Thermal Conductivity in Amorphous Materials

Amorphous materials are used in thermoelectrics, photovoltaics, integrated circuits and LEDs. Understanding their thermal properties in detail can help to improve the performance of these devices. Thermal conductivity is one particular property that is critical to the performance. The thermal conductivity of amorphous materials is widely different from crystalline materials.  Furthermore, the present theories that predict the thermal conductivity of amorphous materials are less accurate at low and high temperatures (<100 K and >400 K); this necessitates the need for a more comprehensive model that can accurately predict the thermal conductivity over a wide range of temperatures.

Leading theories to predict the thermal conductivity are the k-min model and the Einstein model. Certain assumptions involved while deriving these models questionable and may not apply over a wide range of temperatures. One study suggests the presence of distinct modes of vibration in amorphous materials, each corresponding to a different mean free path/diffusivity, exist and contribute to the thermal conductivity differently.  Our research at STEEL involves extending this work and developing a theoretical model to predict the thermal conductivity in amorphous materials over a wide range of temperatures.

To do this we are developing a suite of measurement techniques to investigate the thermal conductivity temperature dependence from 10 K to 800 K. We will use the 3ω technique for this purpose. A sinusoidally varying current source at frequency ω is passed through a heater line deposited on the sample, whose properties are to be measured. This creates a sinusoidal heat generation at a frequency 2ω at the surface of the sample, which causes a temperature variation at the surface at the same frequency. The temperature variation is a function of the thermal conductivity of the sample. The varying temperature at the surface causes the resistance of the heater line to vary at a frequency 2ω. Due to the varying resistance at 2ω and the current at ω, a voltage of frequency 3ω is detected across the heater line. The measured voltage is directly related to the thermal conductivity, which can be extracted from the voltage data. These experimental data will be used to validate the theoretical model developed.

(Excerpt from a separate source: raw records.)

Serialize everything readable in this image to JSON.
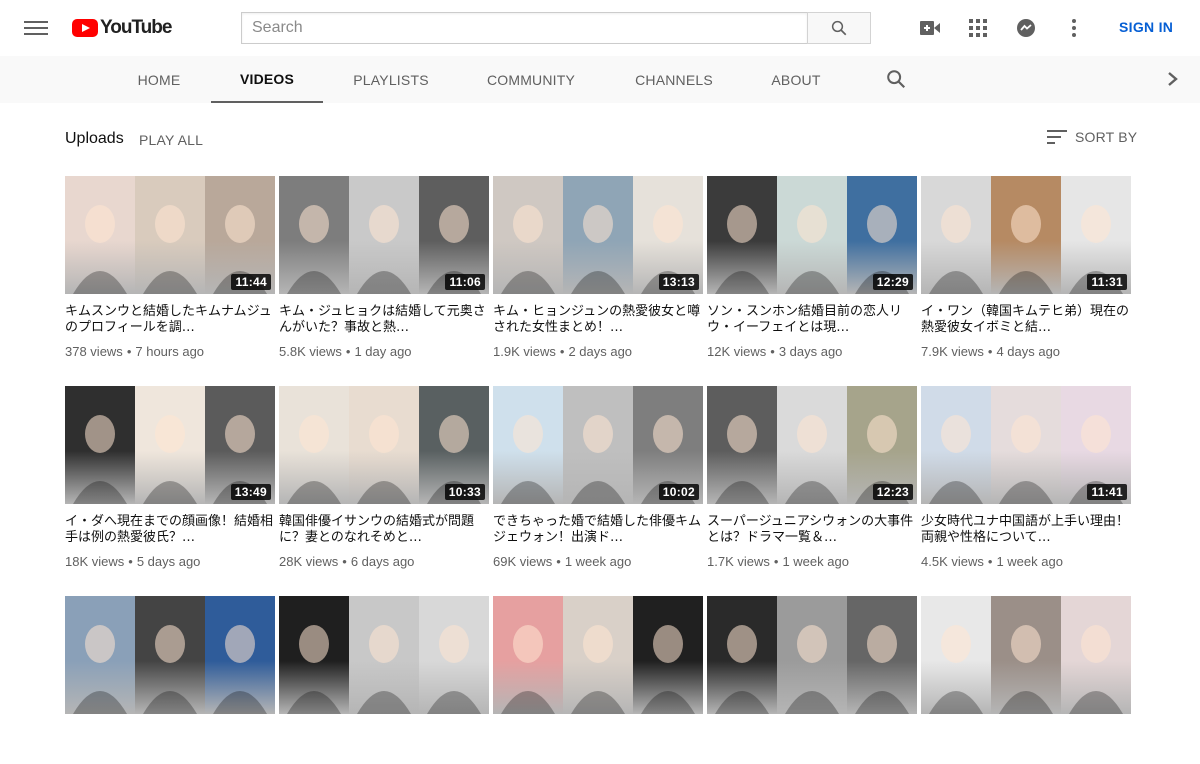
{
  "masthead": {
    "logo_text": "YouTube",
    "search_placeholder": "Search",
    "search_value": "",
    "icons": [
      "create-video-icon",
      "apps-icon",
      "messages-icon",
      "more-icon"
    ],
    "sign_in_label": "SIGN IN"
  },
  "tabs": [
    {
      "label": "HOME",
      "active": false
    },
    {
      "label": "VIDEOS",
      "active": true
    },
    {
      "label": "PLAYLISTS",
      "active": false
    },
    {
      "label": "COMMUNITY",
      "active": false
    },
    {
      "label": "CHANNELS",
      "active": false
    },
    {
      "label": "ABOUT",
      "active": false
    }
  ],
  "section": {
    "title": "Uploads",
    "play_all_label": "PLAY ALL",
    "sort_label": "SORT BY"
  },
  "colors": {
    "brand": "#ff0000",
    "link": "#065fd4",
    "meta": "#606060"
  },
  "videos": [
    {
      "title": "キムスンウと結婚したキムナムジュのプロフィールを調…",
      "views": "378 views",
      "age": "7 hours ago",
      "duration": "11:44"
    },
    {
      "title": "キム・ジュヒョクは結婚して元奥さんがいた？事故と熱…",
      "views": "5.8K views",
      "age": "1 day ago",
      "duration": "11:06"
    },
    {
      "title": "キム・ヒョンジュンの熱愛彼女と噂された女性まとめ！…",
      "views": "1.9K views",
      "age": "2 days ago",
      "duration": "13:13"
    },
    {
      "title": "ソン・スンホン結婚目前の恋人リウ・イーフェイとは現…",
      "views": "12K views",
      "age": "3 days ago",
      "duration": "12:29"
    },
    {
      "title": "イ・ワン（韓国キムテヒ弟）現在の熱愛彼女イボミと結…",
      "views": "7.9K views",
      "age": "4 days ago",
      "duration": "11:31"
    },
    {
      "title": "イ・ダへ現在までの顔画像！結婚相手は例の熱愛彼氏？…",
      "views": "18K views",
      "age": "5 days ago",
      "duration": "13:49"
    },
    {
      "title": "韓国俳優イサンウの結婚式が問題に？妻とのなれそめと…",
      "views": "28K views",
      "age": "6 days ago",
      "duration": "10:33"
    },
    {
      "title": "できちゃった婚で結婚した俳優キムジェウォン！出演ド…",
      "views": "69K views",
      "age": "1 week ago",
      "duration": "10:02"
    },
    {
      "title": "スーパージュニアシウォンの大事件とは？ドラマ一覧＆…",
      "views": "1.7K views",
      "age": "1 week ago",
      "duration": "12:23"
    },
    {
      "title": "少女時代ユナ中国語が上手い理由！両親や性格について…",
      "views": "4.5K views",
      "age": "1 week ago",
      "duration": "11:41"
    },
    {
      "title": "",
      "views": "",
      "age": "",
      "duration": ""
    },
    {
      "title": "",
      "views": "",
      "age": "",
      "duration": ""
    },
    {
      "title": "",
      "views": "",
      "age": "",
      "duration": ""
    },
    {
      "title": "",
      "views": "",
      "age": "",
      "duration": ""
    },
    {
      "title": "",
      "views": "",
      "age": "",
      "duration": ""
    }
  ]
}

3-Omega

Figure 1: Conventional 3-Omega sensor.

  1. Kommandur, S., Mahdavifar, A., Hesketh, P.J. and Yee, S., 2015. A microbridge heater for low power gas sensing based on the 3-Omega technique. Sensors and Actuators A: Physical, 233, pp.231-238.
  2. Kommandur, S., Mahdavifar, A., Jin, S., Hesketh, P.J. and Yee, S., 2016. Metal-coated glass microfiber for concentration detection in gas mixtures using the 3-Omega excitation method. Sensors and Actuators A: Physical, 250, pp.243-249.
  3. Kommandur, S. and Yee, S.K., 2017. An empirical model to predict temperature‐dependent thermal conductivity of amorphous polymers. Journal of Polymer Science Part B: Polymer Physics, 55(15), pp.1160-1170.
  4. Kommandur, S. and Yee, S., 2018. A suspended 3-omega technique to measure the anisotropic thermal conductivity of semiconducting polymers. Review of Scientific Instruments, 89(11), p.114905.
  5. Kommandur, S., 2019. Applications of Thermophysical Characterization Using the 3-Omega Technique (Doctoral dissertation, Georgia Institute of Technology).